Because of the advantages of disc brakes over drum brakes, they are now more widely used. It’s not uncommon to see vehicles with four disc brakes, although most cars still use drum brakes for the rear wheels.
What Does a Drum to Disc Brake Conversion Kit Include?
A standard drum to disc brake conversion kit must include rotors, brake pads, and brake calipers. However, a complete drum to disc brake conversion kit should also come with all the seals, bearings, hoses, and brackets needed for the replacement. This is to ensure compatibility across all components and to minimize the need for looking for some spare seals or brackets when you’e already started working on the conversion. In some cases, the brake conversion kit might also include drop spindles and an emergency brake cable kit.
Manual to Power Brake Conversion
Although power brake conversion isn’t as popular, you might still be interested to know what it entails. Power brakes are vacuum-assisted or hydraulic-assisted brakes that reduce the effort required to brake. A power brake conversion kit comes with a power brake booster and, in some cases, a new brake pedal, brake fluid reservoirs, a proportioning valve, and a power brake force distribution block.
Tips on Finding the Best Disc Brake Conversion Kits
Choosing the best brake conversion kit can be challenging. That’s why it’s important to consider certain factors in order to find the perfect brake conversion kit for your needs. Here are some things you need to consider when shopping for a brake conversion kit.

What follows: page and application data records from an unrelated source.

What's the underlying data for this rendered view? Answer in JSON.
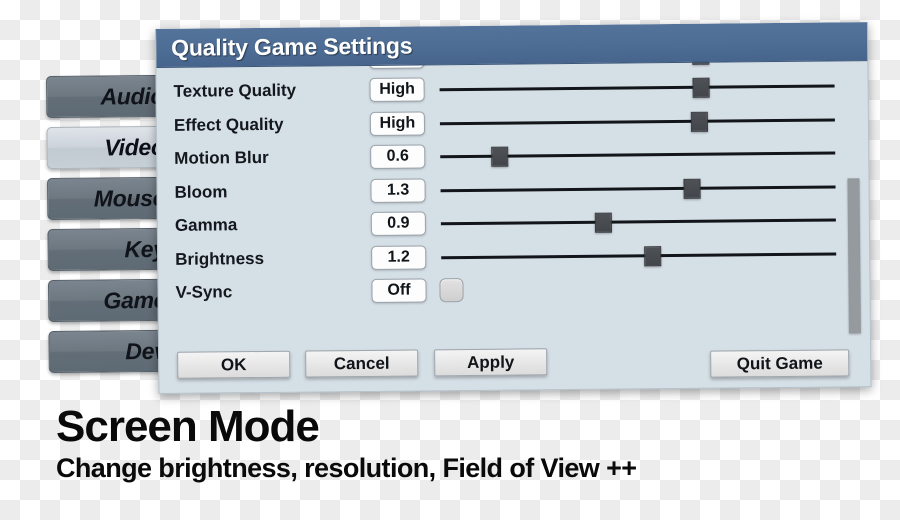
{
  "sidebar": {
    "items": [
      {
        "label": "Audio",
        "selected": false
      },
      {
        "label": "Video",
        "selected": true
      },
      {
        "label": "Mouse",
        "selected": false
      },
      {
        "label": "Key",
        "selected": false
      },
      {
        "label": "Game",
        "selected": false
      },
      {
        "label": "Dev",
        "selected": false
      }
    ]
  },
  "dialog": {
    "title": "Quality Game Settings",
    "title_bar_color": "#4e6d95",
    "body_color": "#d5dfe6",
    "rows": [
      {
        "label": "",
        "value": "",
        "control": "slider",
        "slider_pct": 66,
        "clipped": true
      },
      {
        "label": "Texture Quality",
        "value": "High",
        "control": "slider",
        "slider_pct": 66
      },
      {
        "label": "Effect Quality",
        "value": "High",
        "control": "slider",
        "slider_pct": 65.5
      },
      {
        "label": "Motion Blur",
        "value": "0.6",
        "control": "slider",
        "slider_pct": 15
      },
      {
        "label": "Bloom",
        "value": "1.3",
        "control": "slider",
        "slider_pct": 63.5
      },
      {
        "label": "Gamma",
        "value": "0.9",
        "control": "slider",
        "slider_pct": 41
      },
      {
        "label": "Brightness",
        "value": "1.2",
        "control": "slider",
        "slider_pct": 53.5
      },
      {
        "label": "V-Sync",
        "value": "Off",
        "control": "checkbox",
        "checked": false
      }
    ],
    "scrollbar": {
      "thumb_color": "#949a9e"
    },
    "buttons": {
      "ok": "OK",
      "cancel": "Cancel",
      "apply": "Apply",
      "quit": "Quit Game"
    }
  },
  "caption": {
    "title": "Screen Mode",
    "subtitle": "Change brightness, resolution, Field of View ++"
  }
}
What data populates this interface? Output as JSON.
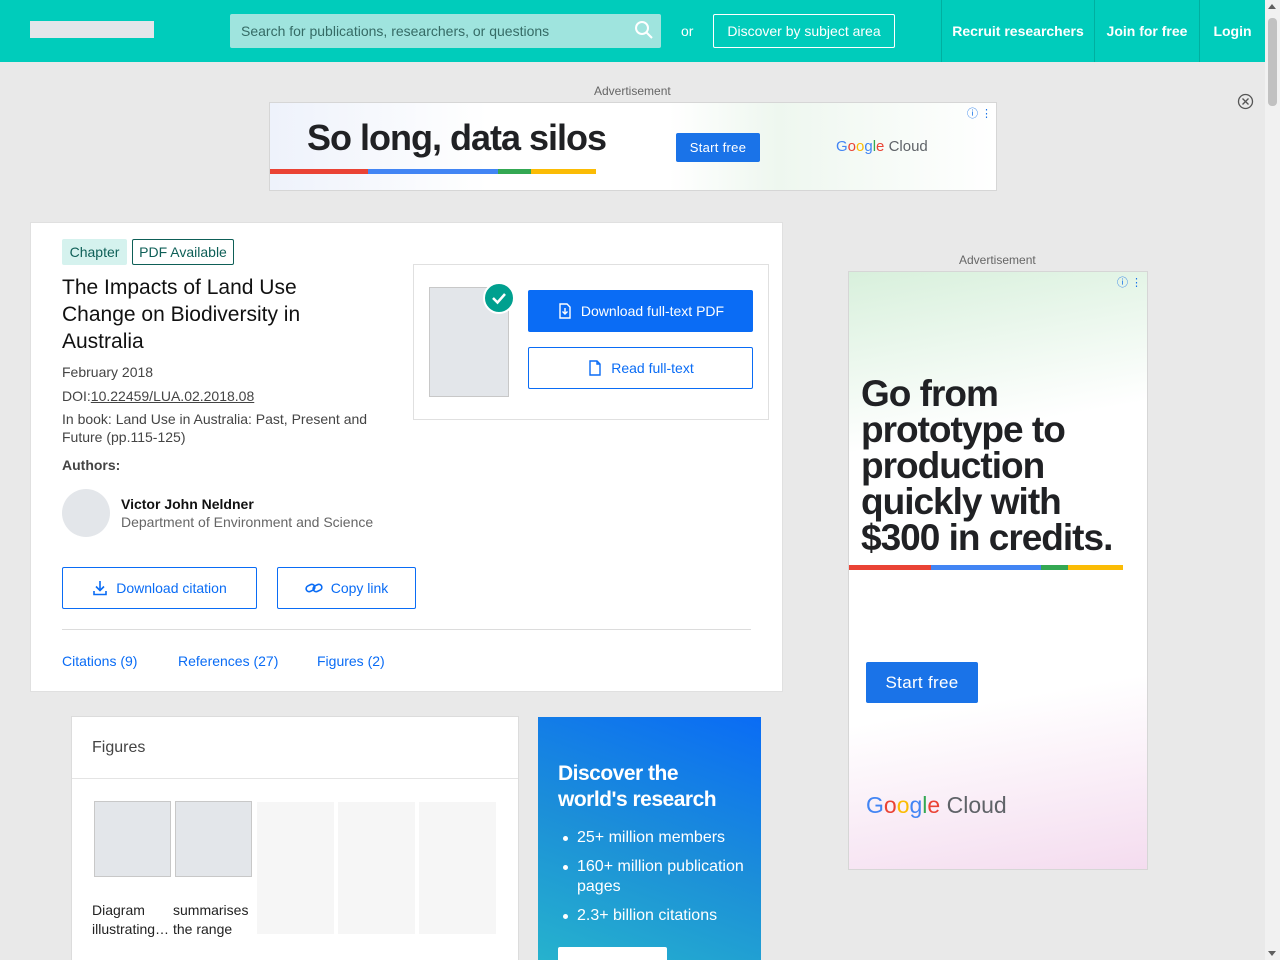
{
  "header": {
    "search_placeholder": "Search for publications, researchers, or questions",
    "or_label": "or",
    "discover_label": "Discover by subject area",
    "recruit_label": "Recruit researchers",
    "join_label": "Join for free",
    "login_label": "Login"
  },
  "ads": {
    "label": "Advertisement",
    "top": {
      "headline": "So long, data silos",
      "cta": "Start free",
      "brand": "Google Cloud"
    },
    "side": {
      "headline": "Go from prototype to production quickly with $300 in credits.",
      "cta": "Start free",
      "brand": "Google Cloud"
    },
    "rainbow_colors": [
      "#ea4335",
      "#4285f4",
      "#34a853",
      "#fbbc05"
    ]
  },
  "publication": {
    "type_badge": "Chapter",
    "pdf_badge": "PDF Available",
    "title": "The Impacts of Land Use Change on Biodiversity in Australia",
    "date": "February 2018",
    "doi_prefix": "DOI:",
    "doi": "10.22459/LUA.02.2018.08",
    "book": "In book: Land Use in Australia: Past, Present and Future (pp.115-125)",
    "authors_label": "Authors:",
    "authors": [
      {
        "name": "Victor John Neldner",
        "affiliation": "Department of Environment and Science"
      }
    ]
  },
  "actions": {
    "download_pdf": "Download full-text PDF",
    "read_fulltext": "Read full-text",
    "download_citation": "Download citation",
    "copy_link": "Copy link"
  },
  "tabs": [
    {
      "label": "Citations (9)"
    },
    {
      "label": "References (27)"
    },
    {
      "label": "Figures (2)"
    }
  ],
  "figures": {
    "title": "Figures",
    "items": [
      {
        "caption": "Diagram illustrating…"
      },
      {
        "caption": "summarises the range o…"
      }
    ]
  },
  "promo": {
    "title": "Discover the world's research",
    "items": [
      "25+ million members",
      "160+ million publication pages",
      "2.3+ billion citations"
    ]
  },
  "colors": {
    "brand_teal": "#00ccbb",
    "primary_blue": "#0a6cf5",
    "check_green": "#00a08f"
  }
}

Location of Brakes to Replace
Most modern vehicles have disc brakes on the front of the vehicle and drum brakes at the rear. Older vehicles, on the other hand, typically have drum brakes for all wheels. Before you purchase a brake conversion kit, make sure you know exactly what parts you’re replacing. Some people just replace the front drum brakes in order to match the current braking system standards in most modern cars. Some choose to replace all four drum brakes with disc brakes so that everything will be upgraded all in one go. Cars with front disc brakes and rear drum brakes will obviously only need a rear disc brake conversion kit.
Power Brakes Upgrade
When doing a drum to disc brake conversion, some people also opt to simultaneously do a power brake upgrade. If you have the budget for more parts, doing a drum to disc and manual to power upgrade at the same time can save you a lot of time on labor if you’re doing the conversion yourself, or a lot of money on professional labor costs.If you choose to do both upgrades at once, make sure that you’re getting disc and power brake conversion kits that are compatible with your vehicle and with each other.
Quality of Materials Used
When it comes to quality of materials, the two specific components that need to be made of durable materials are the rotors and the brake pads. Try to look for brake pads that are made from ceramic and copper fibers. These materials reduce rotor fade and last longer than other materials. Cast iron is most often used for the rotor. However, if you have the cash to spare, it’s better to choose a brake conversion kit with steel rotors. Steel rotors are more lightweight and they resist corrosion better than cast iron rotors.
How Much Does a Disc Brake Conversion Kit Cost?
The cost of a disc brake conversion kit depends on what’s included in the kit. You can purchase brake conversion kits as a two-wheel set or a complete four-wheel conversion kit. Prices range from around $500 to $2000.
Because brake conversion requires several types of tools and a thorough knowledge of the braking system, it’s not really a job for inexperienced home mechanics. If you’re unsure, it’s best to let a professional install your brake conversion kit for you.